• _TASK STATEMENT_: Filter this material down to the lines that contain the string "your", and return those lines.
○ ○ ○
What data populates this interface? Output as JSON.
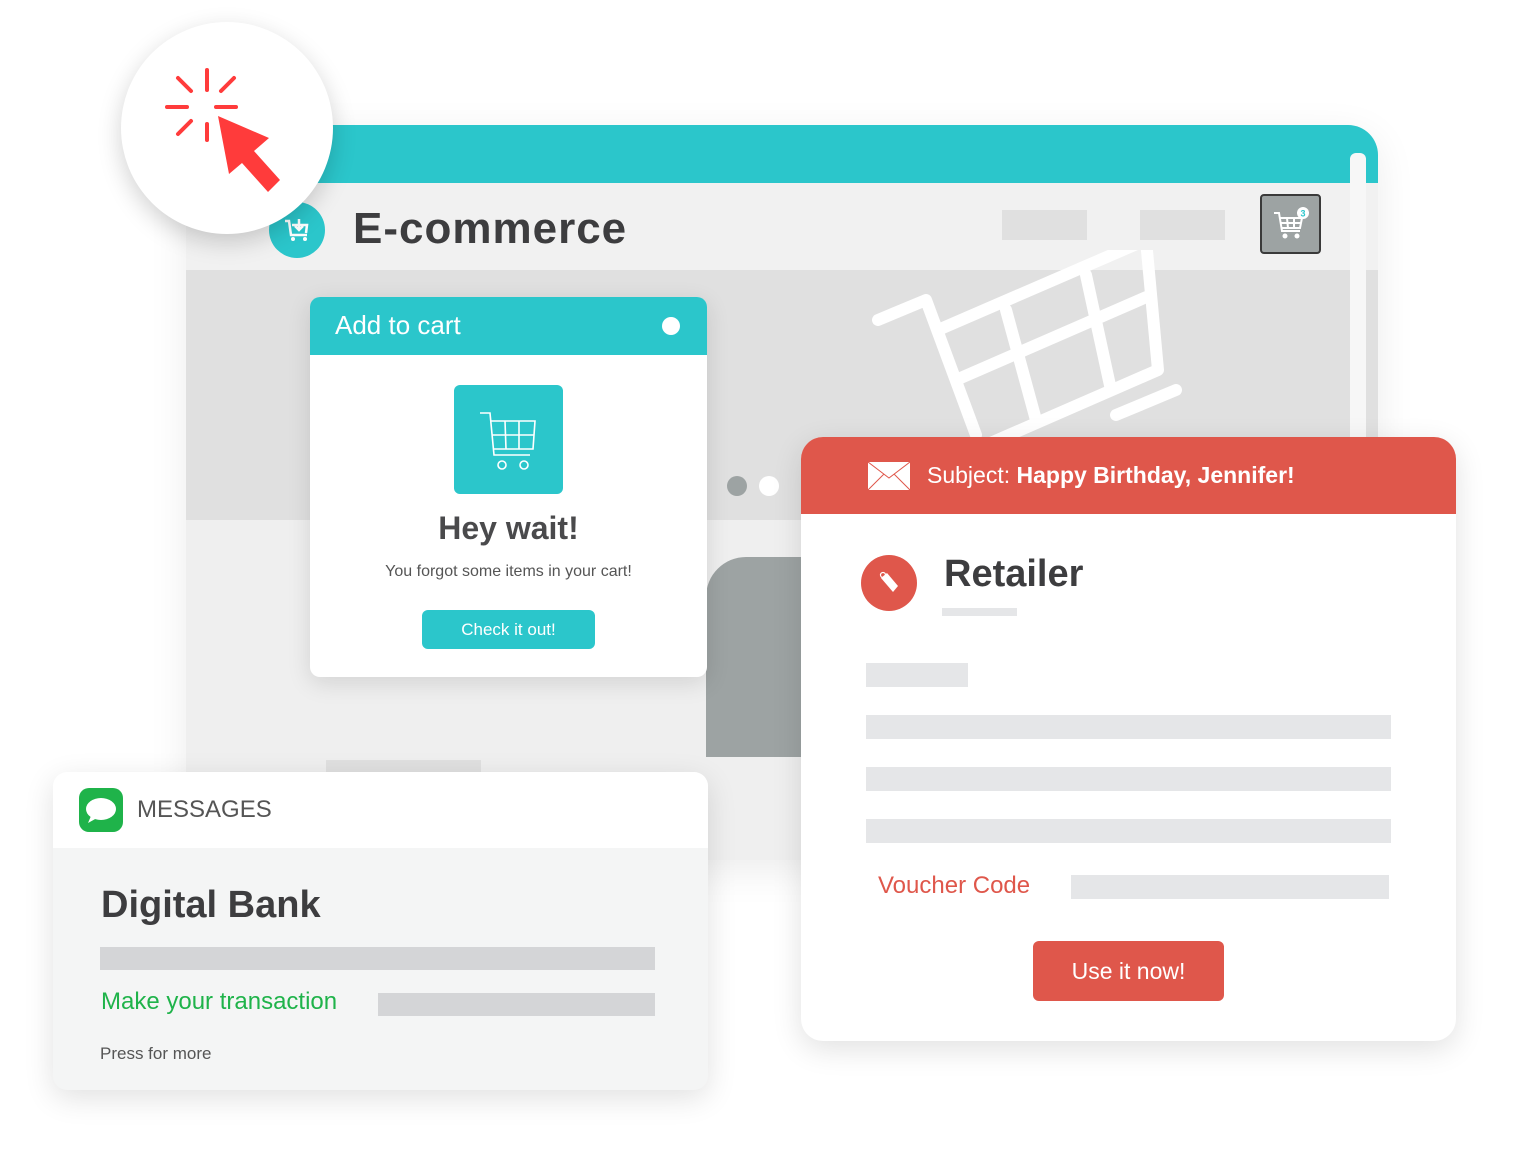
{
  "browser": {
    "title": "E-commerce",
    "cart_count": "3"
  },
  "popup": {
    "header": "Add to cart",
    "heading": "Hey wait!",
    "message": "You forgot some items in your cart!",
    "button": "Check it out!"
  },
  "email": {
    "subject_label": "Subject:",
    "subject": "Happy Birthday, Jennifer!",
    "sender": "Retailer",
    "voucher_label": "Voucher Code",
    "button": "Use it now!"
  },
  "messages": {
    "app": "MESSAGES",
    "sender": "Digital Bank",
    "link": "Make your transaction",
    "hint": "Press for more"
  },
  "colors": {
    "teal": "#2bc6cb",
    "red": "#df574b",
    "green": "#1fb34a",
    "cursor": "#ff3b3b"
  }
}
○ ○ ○
• _ANSWER TO THE PROBLEM_:
    "message": "You forgot some items in your cart!",
    "link": "Make your transaction",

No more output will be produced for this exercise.